Activity —
Your answer should be one number: the count of lines below that contain "MUST".

Entries shown —
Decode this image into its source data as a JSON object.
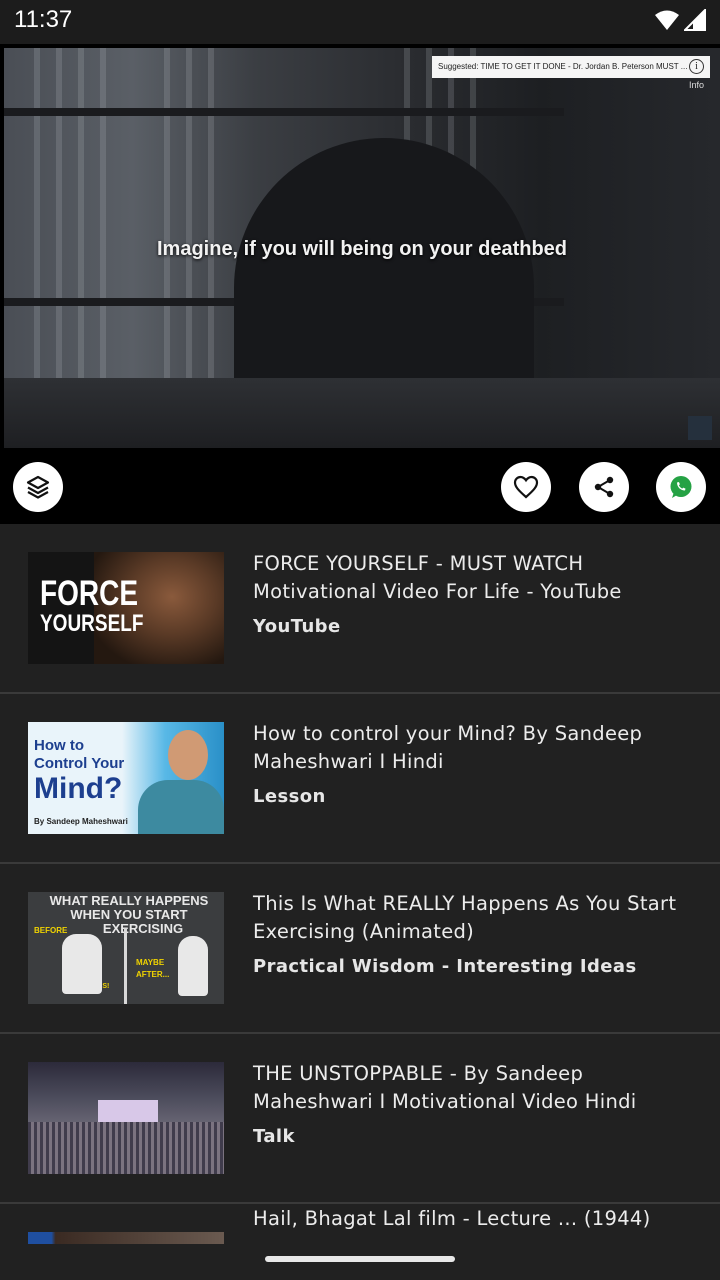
{
  "status_bar": {
    "time": "11:37"
  },
  "player": {
    "subtitle": "Imagine, if you will being on your deathbed",
    "suggested": "Suggested: TIME TO GET IT DONE - Dr. Jordan B. Peterson MUST ...",
    "info_label": "Info",
    "info_icon_char": "i"
  },
  "actions": {
    "layers_icon": "layers-icon",
    "heart_icon": "heart-icon",
    "share_icon": "share-icon",
    "whatsapp_icon": "whatsapp-icon",
    "whatsapp_color": "#25a244"
  },
  "videos": [
    {
      "title": "FORCE YOURSELF - MUST WATCH Motivational Video For Life - YouTube",
      "source": "YouTube",
      "thumb_text": [
        "FORCE",
        "YOURSELF"
      ]
    },
    {
      "title": "How to control your Mind? By Sandeep Maheshwari I Hindi",
      "source": "Lesson",
      "thumb_text": [
        "How to",
        "Control Your",
        "Mind?",
        "By Sandeep Maheshwari"
      ]
    },
    {
      "title": "This Is What REALLY Happens As You Start Exercising (Animated)",
      "source": "Practical Wisdom - Interesting Ideas",
      "thumb_text": [
        "WHAT REALLY HAPPENS",
        "WHEN YOU START",
        "EXERCISING",
        "BEFORE",
        "MAYBE",
        "AFTER...",
        "YIKES!"
      ]
    },
    {
      "title": "THE UNSTOPPABLE - By Sandeep Maheshwari I Motivational Video Hindi",
      "source": "Talk",
      "thumb_text": []
    },
    {
      "title": "Hail, Bhagat Lal film - Lecture ... (1944)",
      "source": "",
      "thumb_text": []
    }
  ],
  "colors": {
    "background": "#212121",
    "divider": "#3a3a3a",
    "status_bar": "#1c1c1c"
  }
}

Result of this task —
2